pace so much faster than once thought that the latest projections say it
might disappear by as soon as 2022."
Professor Wadhams, whose predictions of rapid ice loss have so far been
among the most accurate, told the Guardian he thinks summer Arctic sea ice
could vanish within four years.
Once again we are being caught off guard as the actual pace of climate
change is unfolding far more rapid than the conservative IPCC estimates
used by policy makers, businesses and citizens worldwide. These
conservative estimates have encouraged a tepid policy response. Further
encouraging foot-dragging on climate action has been a well-organized,
well-funded campaign of fake climate skeptics attacking the science and
scientists that sought to alert humanity to the need to act more quickly.

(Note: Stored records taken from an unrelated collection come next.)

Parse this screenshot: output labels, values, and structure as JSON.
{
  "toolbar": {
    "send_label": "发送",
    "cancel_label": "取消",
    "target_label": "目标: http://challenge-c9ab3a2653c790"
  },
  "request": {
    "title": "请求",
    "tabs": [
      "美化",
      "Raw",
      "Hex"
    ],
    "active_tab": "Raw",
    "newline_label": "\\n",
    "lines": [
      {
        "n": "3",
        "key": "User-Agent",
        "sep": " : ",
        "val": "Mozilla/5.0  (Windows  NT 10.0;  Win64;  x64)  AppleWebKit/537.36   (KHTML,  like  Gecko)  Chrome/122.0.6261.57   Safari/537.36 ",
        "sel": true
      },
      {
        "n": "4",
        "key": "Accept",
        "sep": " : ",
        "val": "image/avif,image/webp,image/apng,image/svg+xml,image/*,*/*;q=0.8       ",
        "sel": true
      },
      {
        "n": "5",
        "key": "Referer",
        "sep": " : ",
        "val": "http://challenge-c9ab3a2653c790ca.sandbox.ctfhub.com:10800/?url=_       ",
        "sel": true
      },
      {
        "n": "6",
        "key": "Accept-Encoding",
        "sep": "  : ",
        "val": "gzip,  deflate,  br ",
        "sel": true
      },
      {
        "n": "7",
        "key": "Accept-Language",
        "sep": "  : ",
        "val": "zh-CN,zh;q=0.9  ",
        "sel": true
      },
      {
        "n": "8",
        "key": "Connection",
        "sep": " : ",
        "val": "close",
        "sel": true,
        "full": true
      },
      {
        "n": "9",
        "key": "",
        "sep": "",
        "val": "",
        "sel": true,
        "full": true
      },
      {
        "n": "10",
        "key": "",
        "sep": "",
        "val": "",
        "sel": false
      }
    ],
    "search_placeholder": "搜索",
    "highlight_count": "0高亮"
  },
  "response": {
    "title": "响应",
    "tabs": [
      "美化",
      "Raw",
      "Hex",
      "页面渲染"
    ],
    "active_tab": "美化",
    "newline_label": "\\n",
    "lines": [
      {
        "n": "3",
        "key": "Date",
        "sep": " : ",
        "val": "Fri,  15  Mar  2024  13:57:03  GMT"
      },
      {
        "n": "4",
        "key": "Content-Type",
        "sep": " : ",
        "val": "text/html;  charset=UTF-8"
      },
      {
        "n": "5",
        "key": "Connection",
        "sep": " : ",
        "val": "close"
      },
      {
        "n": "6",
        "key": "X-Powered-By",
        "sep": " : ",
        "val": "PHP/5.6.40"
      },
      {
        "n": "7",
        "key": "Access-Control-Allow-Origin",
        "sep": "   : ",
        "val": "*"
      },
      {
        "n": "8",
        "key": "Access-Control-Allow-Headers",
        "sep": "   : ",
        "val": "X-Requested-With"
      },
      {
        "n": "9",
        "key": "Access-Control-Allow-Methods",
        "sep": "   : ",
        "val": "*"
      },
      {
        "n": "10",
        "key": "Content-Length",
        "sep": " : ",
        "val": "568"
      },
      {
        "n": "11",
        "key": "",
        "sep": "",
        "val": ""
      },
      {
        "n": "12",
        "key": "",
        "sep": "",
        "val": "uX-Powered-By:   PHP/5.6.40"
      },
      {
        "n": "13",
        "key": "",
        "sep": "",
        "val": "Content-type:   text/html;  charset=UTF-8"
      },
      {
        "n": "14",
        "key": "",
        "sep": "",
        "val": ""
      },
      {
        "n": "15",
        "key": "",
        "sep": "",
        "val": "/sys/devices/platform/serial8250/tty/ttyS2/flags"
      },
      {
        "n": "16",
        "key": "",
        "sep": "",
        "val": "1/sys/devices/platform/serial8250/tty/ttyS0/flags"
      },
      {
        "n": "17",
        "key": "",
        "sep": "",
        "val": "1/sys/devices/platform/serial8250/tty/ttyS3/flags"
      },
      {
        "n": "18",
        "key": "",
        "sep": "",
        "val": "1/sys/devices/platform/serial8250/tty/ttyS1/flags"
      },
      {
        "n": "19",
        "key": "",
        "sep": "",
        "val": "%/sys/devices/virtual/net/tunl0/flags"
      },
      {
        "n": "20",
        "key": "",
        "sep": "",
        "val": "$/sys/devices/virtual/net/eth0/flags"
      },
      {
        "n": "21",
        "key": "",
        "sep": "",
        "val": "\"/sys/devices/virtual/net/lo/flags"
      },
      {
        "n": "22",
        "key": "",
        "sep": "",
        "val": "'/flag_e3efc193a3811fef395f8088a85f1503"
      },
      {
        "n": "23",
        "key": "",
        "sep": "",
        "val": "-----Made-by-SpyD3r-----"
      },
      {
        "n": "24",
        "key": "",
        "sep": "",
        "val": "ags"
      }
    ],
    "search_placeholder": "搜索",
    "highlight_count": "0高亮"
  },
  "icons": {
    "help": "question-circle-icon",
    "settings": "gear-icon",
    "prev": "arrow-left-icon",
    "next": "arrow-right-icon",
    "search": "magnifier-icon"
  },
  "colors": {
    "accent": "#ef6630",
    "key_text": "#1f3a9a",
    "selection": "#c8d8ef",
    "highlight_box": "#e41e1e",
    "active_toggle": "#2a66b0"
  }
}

Just how badly have we dithered in removing climate pollution -- and the
economic risk that goes with it -- from the global economy? Take a look:
(For charts & graphs, see article at
The chart above shows the ever increasing amount of fossil fuel CO2 that
humans are releasing each year. Not only are we pouring lots more fuel
into global warming each year, we are also doing it at a rate that was
considered a worst case scenario by the IPCC just a decade ago.
Clearly we have persuaded ourselves that climate damages would unfold
slowly over a century or more. But now in the Arctic we have again drawn
the short straw.
All that vanishing sea ice is amplifying global warming and extreme
weather far beyond the Arctic. A series of global warming feedback loops
--- outside of our direct control -- are emerging already. As one climate
scientist put it: "What happens in the Arctic doesn’t stay in the Arctic."
As the meltdown continues the impacts are expected to get worse.
Here is a quick overview of some of the big, currently known, impacts...